=== Data ===
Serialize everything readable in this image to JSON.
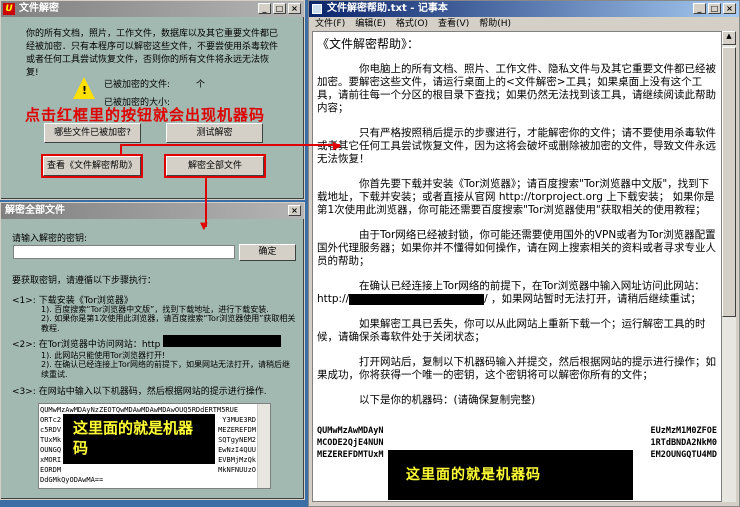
{
  "decryptor": {
    "title": "文件解密",
    "intro": "你的所有文档，照片，工作文件，数据库以及其它重要文件都已经被加密．只有本程序可以解密这些文件，不要尝使用杀毒软件或者任何工具尝试恢复文件，否则你的所有文件将永远无法恢复!",
    "files_label": "已被加密的文件:",
    "files_unit": "个",
    "size_label": "已被加密的大小:",
    "annotation": "点击红框里的按钮就会出现机器码",
    "btn_which": "哪些文件已被加密?",
    "btn_test": "测试解密",
    "btn_help": "查看《文件解密帮助》",
    "btn_decrypt_all": "解密全部文件"
  },
  "dialog": {
    "title": "解密全部文件",
    "key_label": "请输入解密的密钥:",
    "key_value": "",
    "ok": "确定",
    "steps_intro": "要获取密钥，请遵循以下步骤执行：",
    "step1": "<1>:  下载安装《Tor浏览器》",
    "step1_1": "1).  百度搜索“Tor浏览器中文版”，找到下载地址，进行下载安装.",
    "step1_2": "2).  如果你是第1次使用此浏览器，请百度搜索“Tor浏览器使用”获取相关教程.",
    "step2": "<2>:  在Tor浏览器中访问网站：http",
    "step2_1": "1).  此网站只能使用Tor浏览器打开!",
    "step2_2": "2).  在确认已经连接上Tor网络的前提下，如果网站无法打开，请稍后继续重试.",
    "step3": "<3>:  在网站中输入以下机器码，然后根据网站的提示进行操作.",
    "code_lines": [
      "QUMwMzAwMDAyNzZEOTQwMDAwMDAwMDAwOUQ5RDdERTM5RUE",
      "ORTc2",
      "c5RDV",
      "TUxMk",
      "OUNGQ",
      "xMORI",
      "EORDM",
      "DdGMkQyODAwMA=="
    ],
    "code_tail": [
      "Y3MUE3RD",
      "MEZEREFDM",
      "SQTgyNEM2",
      "EwNzI4QUU",
      "EVBMjMzQk",
      "MkNFNUUzO"
    ],
    "annotation": "这里面的就是机器码"
  },
  "notepad": {
    "title": "文件解密帮助.txt - 记事本",
    "menu": [
      "文件(F)",
      "编辑(E)",
      "格式(O)",
      "查看(V)",
      "帮助(H)"
    ],
    "heading": "《文件解密帮助》：",
    "p1": "你电脑上的所有文档、照片、工作文件、隐私文件与及其它重要文件都已经被加密。要解密这些文件，请运行桌面上的<文件解密>工具；如果桌面上没有这个工具，请前往每一个分区的根目录下查找；如果仍然无法找到该工具，请继续阅读此帮助内容；",
    "p2": "只有严格按照稍后提示的步骤进行，才能解密你的文件；请不要使用杀毒软件或者其它任何工具尝试恢复文件，因为这将会破坏或删除被加密的文件，导致文件永远无法恢复！",
    "p3": "你首先要下载并安装《Tor浏览器》；请百度搜索\"Tor浏览器中文版\"，找到下载地址，下载并安装；或者直接从官网 http://torproject.org 上下载安装； 如果你是第1次使用此浏览器，你可能还需要百度搜索\"Tor浏览器使用\"获取相关的使用教程；",
    "p4": "由于Tor网络已经被封锁，你可能还需要使用国外的VPN或者为Tor浏览器配置国外代理服务器；如果你并不懂得如何操作，请在网上搜索相关的资料或者寻求专业人员的帮助；",
    "p5a": "在确认已经连接上Tor网络的前提下，在Tor浏览器中输入网址访问此网站：http://",
    "p5b": "/ ，如果网站暂时无法打开，请稍后继续重试；",
    "p6": "如果解密工具已丢失，你可以从此网站上重新下载一个；运行解密工具的时候，请确保杀毒软件处于关闭状态；",
    "p7": "打开网站后，复制以下机器码输入并提交，然后根据网站的提示进行操作；如果成功，你将获得一个唯一的密钥，这个密钥将可以解密你所有的文件；",
    "p8": "以下是你的机器码：(请确保复制完整)",
    "code_left": [
      "QUMwMzAwMDAyN",
      "MCODE2QjE4NUN",
      "MEZEREFDMTUxM"
    ],
    "code_right": [
      "EUzMzM1M0ZFOE",
      "1RTdBNDA2NkM0",
      "EM2OUNGQTU4MD"
    ],
    "annotation": "这里面的就是机器码"
  }
}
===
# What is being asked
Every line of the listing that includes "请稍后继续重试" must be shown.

# Exercise output
    "step2_2": "2).  在确认已经连接上Tor网络的前提下，如果网站无法打开，请稍后继续重试.",
    "p5b": "/ ，如果网站暂时无法打开，请稍后继续重试；",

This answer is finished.